---------- Source material
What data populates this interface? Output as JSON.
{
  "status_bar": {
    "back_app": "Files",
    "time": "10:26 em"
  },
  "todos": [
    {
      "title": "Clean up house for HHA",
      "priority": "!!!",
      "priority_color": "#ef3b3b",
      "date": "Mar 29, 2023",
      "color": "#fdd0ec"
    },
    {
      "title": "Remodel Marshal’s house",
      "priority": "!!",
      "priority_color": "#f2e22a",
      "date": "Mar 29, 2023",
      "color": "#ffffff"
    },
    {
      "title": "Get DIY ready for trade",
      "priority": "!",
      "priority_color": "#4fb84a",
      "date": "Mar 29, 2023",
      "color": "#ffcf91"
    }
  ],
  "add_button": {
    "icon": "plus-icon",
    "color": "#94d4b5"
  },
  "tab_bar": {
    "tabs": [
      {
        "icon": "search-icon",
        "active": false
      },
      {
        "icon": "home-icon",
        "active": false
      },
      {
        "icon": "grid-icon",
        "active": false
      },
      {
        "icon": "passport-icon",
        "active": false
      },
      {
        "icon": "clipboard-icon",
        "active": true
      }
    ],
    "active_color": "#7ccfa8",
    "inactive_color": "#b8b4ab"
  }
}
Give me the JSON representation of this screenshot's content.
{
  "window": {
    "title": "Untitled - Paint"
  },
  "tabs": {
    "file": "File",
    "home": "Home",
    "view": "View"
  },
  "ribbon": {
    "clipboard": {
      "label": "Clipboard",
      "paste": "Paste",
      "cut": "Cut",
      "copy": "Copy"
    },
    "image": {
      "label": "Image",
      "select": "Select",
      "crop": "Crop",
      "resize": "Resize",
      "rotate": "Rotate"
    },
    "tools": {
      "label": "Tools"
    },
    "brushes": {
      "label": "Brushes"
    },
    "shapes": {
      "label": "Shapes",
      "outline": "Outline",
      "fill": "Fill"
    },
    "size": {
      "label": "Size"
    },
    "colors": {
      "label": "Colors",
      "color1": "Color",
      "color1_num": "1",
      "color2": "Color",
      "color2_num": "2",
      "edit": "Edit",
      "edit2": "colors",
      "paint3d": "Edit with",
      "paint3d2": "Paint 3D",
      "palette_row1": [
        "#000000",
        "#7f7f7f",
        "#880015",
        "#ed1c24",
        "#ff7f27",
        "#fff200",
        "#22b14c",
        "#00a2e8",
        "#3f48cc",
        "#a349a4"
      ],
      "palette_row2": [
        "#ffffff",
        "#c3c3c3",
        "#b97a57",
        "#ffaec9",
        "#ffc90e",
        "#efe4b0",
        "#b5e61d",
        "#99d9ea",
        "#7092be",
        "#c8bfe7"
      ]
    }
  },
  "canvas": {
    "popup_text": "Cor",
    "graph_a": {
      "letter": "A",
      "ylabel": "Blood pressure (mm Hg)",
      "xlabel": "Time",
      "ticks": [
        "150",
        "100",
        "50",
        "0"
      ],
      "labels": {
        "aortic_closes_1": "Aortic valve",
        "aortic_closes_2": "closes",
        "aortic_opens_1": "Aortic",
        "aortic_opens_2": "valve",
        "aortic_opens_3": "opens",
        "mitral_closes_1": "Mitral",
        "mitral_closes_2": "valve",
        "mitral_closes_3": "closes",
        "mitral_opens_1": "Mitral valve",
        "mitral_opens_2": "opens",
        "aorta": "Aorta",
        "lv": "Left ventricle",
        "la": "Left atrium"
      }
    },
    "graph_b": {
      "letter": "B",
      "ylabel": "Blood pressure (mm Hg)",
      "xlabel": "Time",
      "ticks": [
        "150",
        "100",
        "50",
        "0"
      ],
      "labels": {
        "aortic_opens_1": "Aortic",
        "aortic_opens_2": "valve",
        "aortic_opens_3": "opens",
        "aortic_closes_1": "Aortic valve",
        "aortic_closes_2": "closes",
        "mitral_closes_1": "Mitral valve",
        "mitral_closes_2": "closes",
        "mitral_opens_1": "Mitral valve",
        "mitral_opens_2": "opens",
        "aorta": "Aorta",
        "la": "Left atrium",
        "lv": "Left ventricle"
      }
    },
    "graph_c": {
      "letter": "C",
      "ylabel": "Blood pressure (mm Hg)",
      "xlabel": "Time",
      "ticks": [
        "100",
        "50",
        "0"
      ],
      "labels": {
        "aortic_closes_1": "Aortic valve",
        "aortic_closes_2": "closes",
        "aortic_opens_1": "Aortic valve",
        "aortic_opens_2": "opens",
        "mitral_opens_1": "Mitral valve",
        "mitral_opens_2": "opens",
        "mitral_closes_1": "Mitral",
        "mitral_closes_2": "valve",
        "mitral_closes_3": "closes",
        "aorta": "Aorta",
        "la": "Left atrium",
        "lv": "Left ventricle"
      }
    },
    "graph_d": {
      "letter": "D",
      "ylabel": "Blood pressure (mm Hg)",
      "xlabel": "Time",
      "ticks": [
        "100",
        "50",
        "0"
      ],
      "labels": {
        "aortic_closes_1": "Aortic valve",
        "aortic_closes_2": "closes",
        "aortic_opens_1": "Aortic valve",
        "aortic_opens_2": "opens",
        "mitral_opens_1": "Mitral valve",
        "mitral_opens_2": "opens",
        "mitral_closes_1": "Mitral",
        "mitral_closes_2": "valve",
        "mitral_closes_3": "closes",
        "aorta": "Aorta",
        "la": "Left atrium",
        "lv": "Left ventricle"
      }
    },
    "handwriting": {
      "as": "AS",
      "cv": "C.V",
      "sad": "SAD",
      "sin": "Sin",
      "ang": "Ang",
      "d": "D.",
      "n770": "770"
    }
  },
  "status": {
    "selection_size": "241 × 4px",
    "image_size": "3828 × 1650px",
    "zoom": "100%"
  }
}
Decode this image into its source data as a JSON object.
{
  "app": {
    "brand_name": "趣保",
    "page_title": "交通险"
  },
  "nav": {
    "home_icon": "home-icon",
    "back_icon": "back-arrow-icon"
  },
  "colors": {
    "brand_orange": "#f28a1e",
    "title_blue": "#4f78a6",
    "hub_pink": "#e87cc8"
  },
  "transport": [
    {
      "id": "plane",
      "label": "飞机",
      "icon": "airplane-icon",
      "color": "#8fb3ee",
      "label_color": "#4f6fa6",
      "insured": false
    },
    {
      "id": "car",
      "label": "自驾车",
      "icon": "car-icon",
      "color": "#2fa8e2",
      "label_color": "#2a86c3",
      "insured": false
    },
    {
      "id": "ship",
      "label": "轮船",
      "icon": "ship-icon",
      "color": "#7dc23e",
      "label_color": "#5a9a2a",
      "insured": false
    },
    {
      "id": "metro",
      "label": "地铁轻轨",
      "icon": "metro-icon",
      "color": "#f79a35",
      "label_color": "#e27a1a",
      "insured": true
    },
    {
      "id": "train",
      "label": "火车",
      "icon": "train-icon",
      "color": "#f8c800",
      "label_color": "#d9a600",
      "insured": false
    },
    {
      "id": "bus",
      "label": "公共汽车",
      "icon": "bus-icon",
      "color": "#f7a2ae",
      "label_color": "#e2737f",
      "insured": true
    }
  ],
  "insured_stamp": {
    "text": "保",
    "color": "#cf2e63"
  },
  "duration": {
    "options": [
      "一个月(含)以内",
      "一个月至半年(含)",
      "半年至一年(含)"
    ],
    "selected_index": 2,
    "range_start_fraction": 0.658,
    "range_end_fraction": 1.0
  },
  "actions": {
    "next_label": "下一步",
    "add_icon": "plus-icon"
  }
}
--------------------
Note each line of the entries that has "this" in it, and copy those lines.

**Task result:**
What data populates this interface? Output as JSON.
Give me the JSON representation of this screenshot's content.
Decode this image into its source data as a JSON object.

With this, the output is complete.